A. Be prepared with as much information about the company as possible, especially its products or services. Do some homework on the company's web site, in the research department of your local library, or talk with friends who may work for =or have knowledge of the company.
- Q. Why do you want to work for this company?
A. If you've done some research, this should be easy. Refer to the company's fine reputation, growth opportunities, etc.
- Q. What kind of benefits are you looking for?
A. Answer this question honestly, otherwise you'll be unhappy and less than productive.
- Q. Describe your value to your past (or current) employer.
A. Refer to your resume and your accomplishments.
- Q. You've changed jobs frequently. Why?
A. Unless you've been a victim of layoffs, talk about better opportunities and more money.
- Q. Have you ever been fired?
A. This can be checked, so be truthful. If the answer is yes, you might want to describe the circumstances, and your side of it. Whatever you do, don't bad mouth your boss or the company.
- Q. What did you like best in your last (or current) job?
A. Pre-plan your answer because this question is often asked.
- Q. What direct supervisory experience have you had?
A. Refer to your resume.
When it is appropriate, ask questions during the interview.
The following questions are guidelines only. Use them when and if it is comfortable for you.
- Do you have a job description available?
- With whom would I be working if I accepted a position here?
- What is the most important qualification for this position?
- To whom would I be responsible?
- When will you be making a decision regarding this position?
When the interview comes to an end, be sure to leave in a professional manner
- Thank them for their time.
- Shake hands, look them in the eyes and smile.
- Ask for a business card (from them or the secretary).

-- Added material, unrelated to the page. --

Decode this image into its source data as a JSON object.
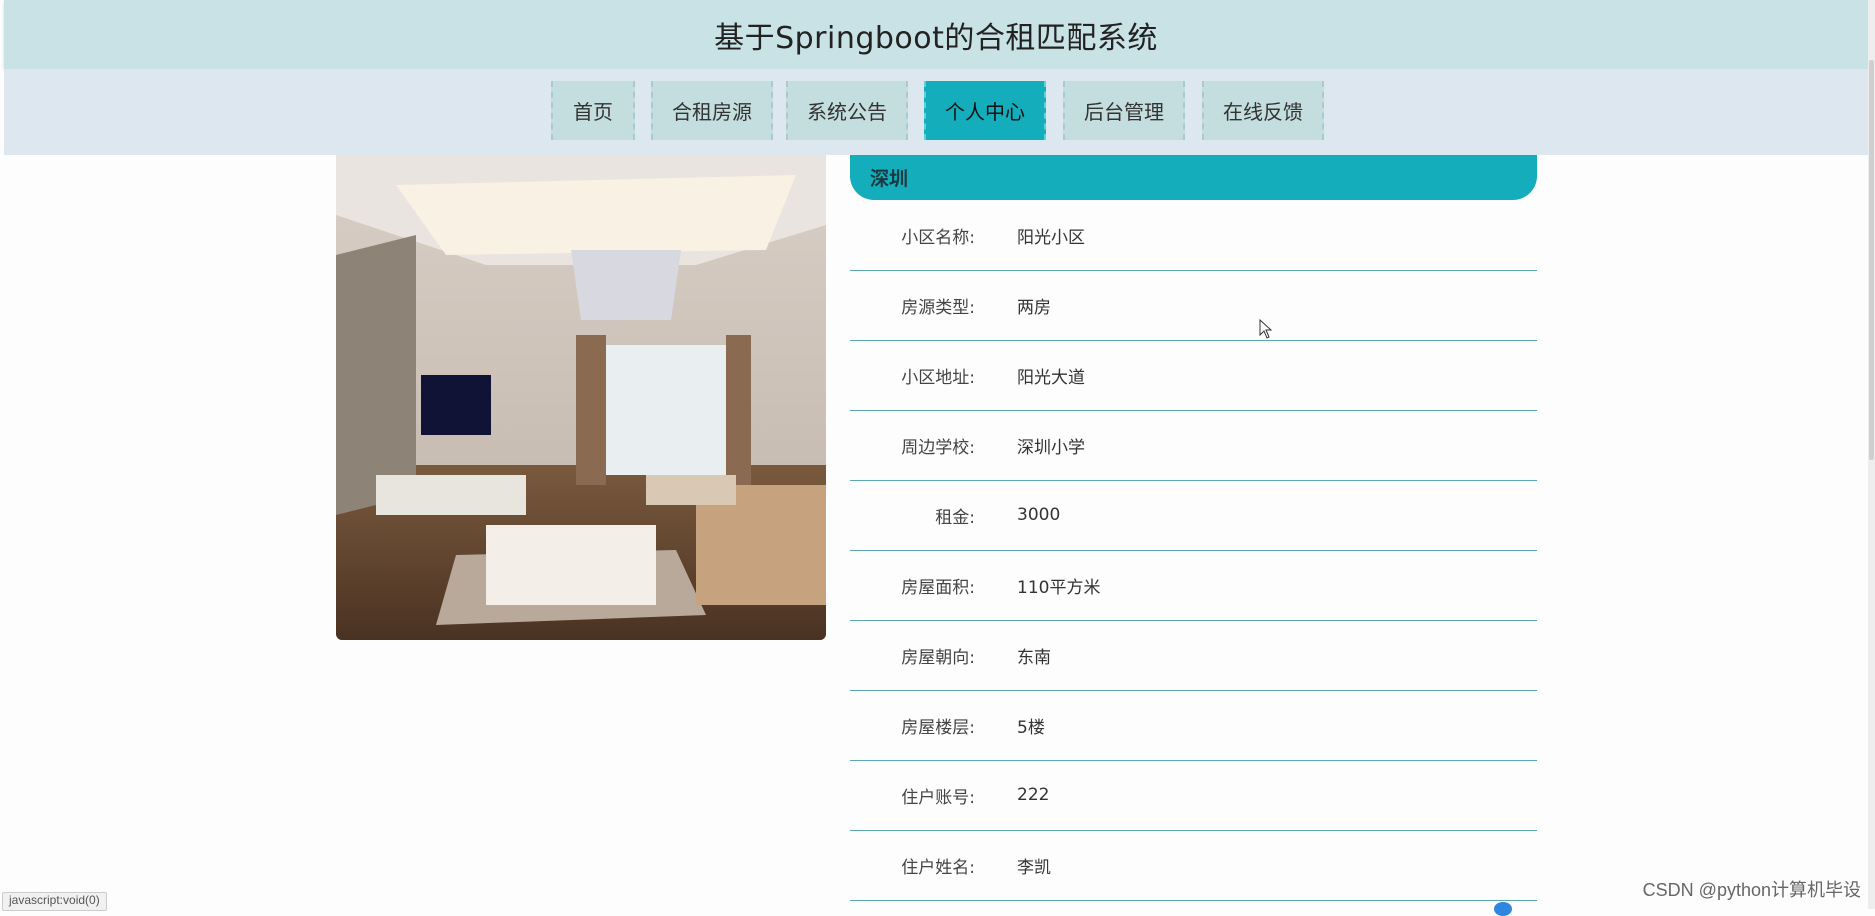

- Ask them when they will make their decision.
- Tell them you will call at that time to hear their plans.
Your Career is your business - so start running it like one!